“We are literally making electricity out of thin air,” says Yao. “The Air-gen generates clean energy 24/7.” Lovley, who has advanced sustainable biology-based electronic materials over three decades, adds: “It’s the most amazing and exciting application of protein nanowires yet.”
The technology is non-polluting, renewable, low-cost, and works in areas with extremely low humidity such as the Sahara Desert. It has significant advantages over other forms of renewable energy including solar and wind, Lovley says, because unlike other renewable energy sources, the Air-gen does not require sunlight or wind, and “it even works indoors.”

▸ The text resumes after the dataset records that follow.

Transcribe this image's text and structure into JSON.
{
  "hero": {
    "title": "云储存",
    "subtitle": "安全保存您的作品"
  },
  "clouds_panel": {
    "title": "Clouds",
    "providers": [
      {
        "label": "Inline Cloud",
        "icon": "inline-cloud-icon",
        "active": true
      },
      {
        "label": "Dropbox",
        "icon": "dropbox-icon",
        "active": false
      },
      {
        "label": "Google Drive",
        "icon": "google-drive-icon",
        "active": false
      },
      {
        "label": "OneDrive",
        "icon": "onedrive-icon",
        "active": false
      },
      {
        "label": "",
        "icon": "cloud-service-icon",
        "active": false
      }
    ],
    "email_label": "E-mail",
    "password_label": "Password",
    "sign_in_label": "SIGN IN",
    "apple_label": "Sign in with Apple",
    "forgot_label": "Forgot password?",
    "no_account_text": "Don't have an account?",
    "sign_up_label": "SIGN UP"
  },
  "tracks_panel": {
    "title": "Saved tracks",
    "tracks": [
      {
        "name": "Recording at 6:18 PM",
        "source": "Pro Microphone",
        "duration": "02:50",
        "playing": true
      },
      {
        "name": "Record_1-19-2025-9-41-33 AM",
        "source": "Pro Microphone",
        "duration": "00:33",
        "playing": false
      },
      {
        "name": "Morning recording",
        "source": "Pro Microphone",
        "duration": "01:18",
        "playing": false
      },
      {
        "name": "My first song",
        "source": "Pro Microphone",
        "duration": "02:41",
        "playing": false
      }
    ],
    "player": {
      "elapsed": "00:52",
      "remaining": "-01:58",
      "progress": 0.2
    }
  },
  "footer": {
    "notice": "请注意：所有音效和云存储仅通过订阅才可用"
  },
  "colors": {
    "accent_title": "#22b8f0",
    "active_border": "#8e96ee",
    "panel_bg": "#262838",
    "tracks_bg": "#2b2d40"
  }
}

The device requires only a thin film of protein nanowires less than 10 microns thick. The bottom of the film rests on an electrode, while a smaller electrode that covers only part of the nanowire film sits on top. The film adsorbs water vapour from the atmosphere. A combination of the electrical conductivity and surface chemistry of the protein nanowires, coupled with the fine pores between the nanowires within the film, establishes the conditions that generate an electrical current between the two electrodes.
The researchers say that the current generation of Air-gen devices is able to power small electronics, and they expect to bring the invention to commercial-scale soon.
Yao says: “The ultimate goal is to make large-scale systems. For example, the technology might be incorporated into wall paint that could help power your home. Or, we may develop stand-alone air-powered generators that supply electricity off the grid. Once we get to an industrial scale for wire production, I fully expect that we can make large systems that will make a major contribution to sustainable energy production.”
Continuing to advance the practical biological capabilities of Geobacter, Lovley’s lab recently developed a new microbial strain to more rapidly and inexpensively mass-produce protein nanowires. “We turned E. coli into a protein nanowire factory,” he says. “With this new scalable process, protein nanowire supply will no longer be a bottleneck to developing these applications.”
Lovley discovered the Geobacter microbe in the mud of the Potomac River more than 30 years ago. His lab later discovered its ability to produce electrically conductive protein nanowires. Before coming to UMass Amherst, Yao had worked for years at Harvard University, where he engineered electronic devices with silicon nanowires. They joined forces to see if useful electronic devices could be made with the protein nanowires harvested from Geobacter.
Xiaomeng Liu, a PhD student in Yao’s lab, was developing sensor devices when he noticed something unexpected. He recalls: “I saw that when the nanowires were contacted with electrodes in a specific way the devices generated a current. I found that that exposure to atmospheric humidity was essential and that protein nanowires adsorbed water, producing a voltage gradient across the device.”
In addition to the Air-gen, Yao’s laboratory has developed several other applications with the protein nanowires. “This is just the beginning of a new era of protein-based electronic devices” said Yao.
Saving new technologies at the risk of extinction
Globally, the public sector has been seen to offer relief to industrial sectors to fuel recovery, but according to Kearns, she’d like to see all of that stimulus money come with caveats.
“The packages need to come with requirements that those dollars be deployed helping those industries prepare themselves for a low-carbon future,” she said.
Airlines, the transportation industry, oil and gas, manufacturing – all of the industries that are “notoriously bad at adopting early-stage technologies” – could seize this opportunity to jump start their decarbonisation, said Kearns.
“If we don’t take this opportunity to enable this transition, we are missing a really critical piece of enabling a low-carbon future,” she said, adding: “Our climate doesn’t have time for us to miss this opportunity.”